J.J. Grandville
Paris: J. Hetzel et Paulin
Vanderbilt University Special Collections

Grandville’s success continued with the publication of Scènes de la vie privée et publique des animaux in 1842. His interest in caricature and in physiognomy, a popular pseudoscience at that time believing that an individual’s inner moral character can be read from one’s external appearance, created a perfect combination for satire. His illustrated vignettes were highly regarded as distinguished by the naturalism of the characters’ appearance, combined with the social commentary.

These visual parables of French society now have a softer focus, more atmospheric, an effect borrowed from theater design, called the tenebroso style.
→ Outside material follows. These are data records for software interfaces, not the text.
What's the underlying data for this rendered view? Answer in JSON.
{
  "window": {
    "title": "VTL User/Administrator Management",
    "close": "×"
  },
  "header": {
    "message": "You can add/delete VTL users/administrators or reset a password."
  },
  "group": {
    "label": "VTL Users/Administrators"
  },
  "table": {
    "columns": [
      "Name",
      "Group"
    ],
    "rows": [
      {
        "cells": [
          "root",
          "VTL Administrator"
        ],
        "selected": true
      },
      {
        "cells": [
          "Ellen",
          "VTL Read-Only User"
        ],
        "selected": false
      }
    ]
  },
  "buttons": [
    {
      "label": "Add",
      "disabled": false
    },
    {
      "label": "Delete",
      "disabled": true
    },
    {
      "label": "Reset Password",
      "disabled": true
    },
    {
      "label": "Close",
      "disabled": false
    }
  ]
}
Grandville was a great fan of the theater, attending the Parisian theaters and making numerous drawings of the productions.

In this story by Paul de Musset, the Scènes titled Les souffrances d’un Scarabée (The Suffering of the Beetle) is about a philosophical, educated owl who is interested in Violet’s decorative beetle brooch.